** WORK TO COMPLETE **
The records below must be copied in full, exactly as they read.

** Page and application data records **
- Opening Delimiter -

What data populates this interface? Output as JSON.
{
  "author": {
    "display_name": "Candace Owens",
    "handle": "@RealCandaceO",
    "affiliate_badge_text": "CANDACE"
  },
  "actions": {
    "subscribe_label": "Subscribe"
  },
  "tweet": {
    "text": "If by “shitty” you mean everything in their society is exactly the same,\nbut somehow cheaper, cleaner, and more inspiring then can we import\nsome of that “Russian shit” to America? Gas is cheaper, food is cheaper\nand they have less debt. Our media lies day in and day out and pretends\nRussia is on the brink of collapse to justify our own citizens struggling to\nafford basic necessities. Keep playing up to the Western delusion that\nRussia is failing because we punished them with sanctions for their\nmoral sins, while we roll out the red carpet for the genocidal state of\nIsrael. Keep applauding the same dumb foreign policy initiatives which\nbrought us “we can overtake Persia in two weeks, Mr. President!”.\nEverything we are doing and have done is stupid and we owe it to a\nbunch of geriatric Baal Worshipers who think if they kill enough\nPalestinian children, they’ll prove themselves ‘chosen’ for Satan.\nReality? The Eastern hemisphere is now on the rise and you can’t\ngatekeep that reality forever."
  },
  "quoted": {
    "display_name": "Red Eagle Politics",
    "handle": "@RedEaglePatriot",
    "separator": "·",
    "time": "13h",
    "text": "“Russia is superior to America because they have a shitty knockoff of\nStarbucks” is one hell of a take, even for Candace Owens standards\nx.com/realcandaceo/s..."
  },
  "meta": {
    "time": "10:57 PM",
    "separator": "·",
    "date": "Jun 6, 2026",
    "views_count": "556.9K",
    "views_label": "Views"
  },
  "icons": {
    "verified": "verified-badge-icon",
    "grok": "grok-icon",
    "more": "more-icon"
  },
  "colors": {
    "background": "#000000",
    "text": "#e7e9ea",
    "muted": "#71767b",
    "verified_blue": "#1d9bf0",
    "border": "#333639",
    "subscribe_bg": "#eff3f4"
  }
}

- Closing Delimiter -

** COMPLETED TASK **
What data populates this interface? Output as JSON.
{
  "author": {
    "display_name": "Candace Owens",
    "handle": "@RealCandaceO",
    "affiliate_badge_text": "CANDACE"
  },
  "actions": {
    "subscribe_label": "Subscribe"
  },
  "tweet": {
    "text": "If by “shitty” you mean everything in their society is exactly the same,\nbut somehow cheaper, cleaner, and more inspiring then can we import\nsome of that “Russian shit” to America? Gas is cheaper, food is cheaper\nand they have less debt. Our media lies day in and day out and pretends\nRussia is on the brink of collapse to justify our own citizens struggling to\nafford basic necessities. Keep playing up to the Western delusion that\nRussia is failing because we punished them with sanctions for their\nmoral sins, while we roll out the red carpet for the genocidal state of\nIsrael. Keep applauding the same dumb foreign policy initiatives which\nbrought us “we can overtake Persia in two weeks, Mr. President!”.\nEverything we are doing and have done is stupid and we owe it to a\nbunch of geriatric Baal Worshipers who think if they kill enough\nPalestinian children, they’ll prove themselves ‘chosen’ for Satan.\nReality? The Eastern hemisphere is now on the rise and you can’t\ngatekeep that reality forever."
  },
  "quoted": {
    "display_name": "Red Eagle Politics",
    "handle": "@RedEaglePatriot",
    "separator": "·",
    "time": "13h",
    "text": "“Russia is superior to America because they have a shitty knockoff of\nStarbucks” is one hell of a take, even for Candace Owens standards\nx.com/realcandaceo/s..."
  },
  "meta": {
    "time": "10:57 PM",
    "separator": "·",
    "date": "Jun 6, 2026",
    "views_count": "556.9K",
    "views_label": "Views"
  },
  "icons": {
    "verified": "verified-badge-icon",
    "grok": "grok-icon",
    "more": "more-icon"
  },
  "colors": {
    "background": "#000000",
    "text": "#e7e9ea",
    "muted": "#71767b",
    "verified_blue": "#1d9bf0",
    "border": "#333639",
    "subscribe_bg": "#eff3f4"
  }
}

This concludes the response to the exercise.